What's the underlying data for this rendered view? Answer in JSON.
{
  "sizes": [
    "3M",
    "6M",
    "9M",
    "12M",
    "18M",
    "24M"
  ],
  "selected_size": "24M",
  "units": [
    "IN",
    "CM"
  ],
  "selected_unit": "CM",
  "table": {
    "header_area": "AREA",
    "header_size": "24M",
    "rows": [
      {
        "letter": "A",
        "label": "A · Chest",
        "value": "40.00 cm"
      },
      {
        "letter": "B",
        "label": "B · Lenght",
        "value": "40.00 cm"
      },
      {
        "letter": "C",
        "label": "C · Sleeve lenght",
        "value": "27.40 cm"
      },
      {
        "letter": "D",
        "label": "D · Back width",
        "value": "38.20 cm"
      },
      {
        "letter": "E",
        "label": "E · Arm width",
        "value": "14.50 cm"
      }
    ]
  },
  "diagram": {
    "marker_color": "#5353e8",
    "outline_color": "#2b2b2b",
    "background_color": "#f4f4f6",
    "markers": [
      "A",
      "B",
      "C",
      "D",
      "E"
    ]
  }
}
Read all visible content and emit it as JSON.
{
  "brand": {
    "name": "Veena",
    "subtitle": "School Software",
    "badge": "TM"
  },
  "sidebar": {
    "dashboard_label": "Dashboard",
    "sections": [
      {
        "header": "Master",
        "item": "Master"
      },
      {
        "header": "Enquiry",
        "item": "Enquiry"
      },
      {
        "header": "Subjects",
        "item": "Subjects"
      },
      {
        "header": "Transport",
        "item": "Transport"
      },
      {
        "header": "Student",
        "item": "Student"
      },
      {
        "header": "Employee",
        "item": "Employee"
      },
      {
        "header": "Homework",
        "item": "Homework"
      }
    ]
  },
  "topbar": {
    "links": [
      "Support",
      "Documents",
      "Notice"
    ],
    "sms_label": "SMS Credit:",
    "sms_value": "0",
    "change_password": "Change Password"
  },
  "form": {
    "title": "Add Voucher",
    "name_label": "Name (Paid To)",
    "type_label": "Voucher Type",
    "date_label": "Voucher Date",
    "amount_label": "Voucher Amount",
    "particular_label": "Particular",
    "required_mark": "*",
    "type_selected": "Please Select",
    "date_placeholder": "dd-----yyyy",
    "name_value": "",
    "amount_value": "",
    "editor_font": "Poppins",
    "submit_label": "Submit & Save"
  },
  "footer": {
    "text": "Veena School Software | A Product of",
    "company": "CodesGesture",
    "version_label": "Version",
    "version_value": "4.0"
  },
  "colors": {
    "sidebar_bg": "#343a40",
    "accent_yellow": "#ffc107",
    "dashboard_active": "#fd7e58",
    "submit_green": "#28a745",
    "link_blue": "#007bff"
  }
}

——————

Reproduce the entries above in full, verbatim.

What's the underlying data for this rendered view? Answer in JSON.
{
  "sizes": [
    "3M",
    "6M",
    "9M",
    "12M",
    "18M",
    "24M"
  ],
  "selected_size": "24M",
  "units": [
    "IN",
    "CM"
  ],
  "selected_unit": "CM",
  "table": {
    "header_area": "AREA",
    "header_size": "24M",
    "rows": [
      {
        "letter": "A",
        "label": "A · Chest",
        "value": "40.00 cm"
      },
      {
        "letter": "B",
        "label": "B · Lenght",
        "value": "40.00 cm"
      },
      {
        "letter": "C",
        "label": "C · Sleeve lenght",
        "value": "27.40 cm"
      },
      {
        "letter": "D",
        "label": "D · Back width",
        "value": "38.20 cm"
      },
      {
        "letter": "E",
        "label": "E · Arm width",
        "value": "14.50 cm"
      }
    ]
  },
  "diagram": {
    "marker_color": "#5353e8",
    "outline_color": "#2b2b2b",
    "background_color": "#f4f4f6",
    "markers": [
      "A",
      "B",
      "C",
      "D",
      "E"
    ]
  }
}
Read all visible content and emit it as JSON.
{
  "brand": {
    "name": "Veena",
    "subtitle": "School Software",
    "badge": "TM"
  },
  "sidebar": {
    "dashboard_label": "Dashboard",
    "sections": [
      {
        "header": "Master",
        "item": "Master"
      },
      {
        "header": "Enquiry",
        "item": "Enquiry"
      },
      {
        "header": "Subjects",
        "item": "Subjects"
      },
      {
        "header": "Transport",
        "item": "Transport"
      },
      {
        "header": "Student",
        "item": "Student"
      },
      {
        "header": "Employee",
        "item": "Employee"
      },
      {
        "header": "Homework",
        "item": "Homework"
      }
    ]
  },
  "topbar": {
    "links": [
      "Support",
      "Documents",
      "Notice"
    ],
    "sms_label": "SMS Credit:",
    "sms_value": "0",
    "change_password": "Change Password"
  },
  "form": {
    "title": "Add Voucher",
    "name_label": "Name (Paid To)",
    "type_label": "Voucher Type",
    "date_label": "Voucher Date",
    "amount_label": "Voucher Amount",
    "particular_label": "Particular",
    "required_mark": "*",
    "type_selected": "Please Select",
    "date_placeholder": "dd-----yyyy",
    "name_value": "",
    "amount_value": "",
    "editor_font": "Poppins",
    "submit_label": "Submit & Save"
  },
  "footer": {
    "text": "Veena School Software | A Product of",
    "company": "CodesGesture",
    "version_label": "Version",
    "version_value": "4.0"
  },
  "colors": {
    "sidebar_bg": "#343a40",
    "accent_yellow": "#ffc107",
    "dashboard_active": "#fd7e58",
    "submit_green": "#28a745",
    "link_blue": "#007bff"
  }
}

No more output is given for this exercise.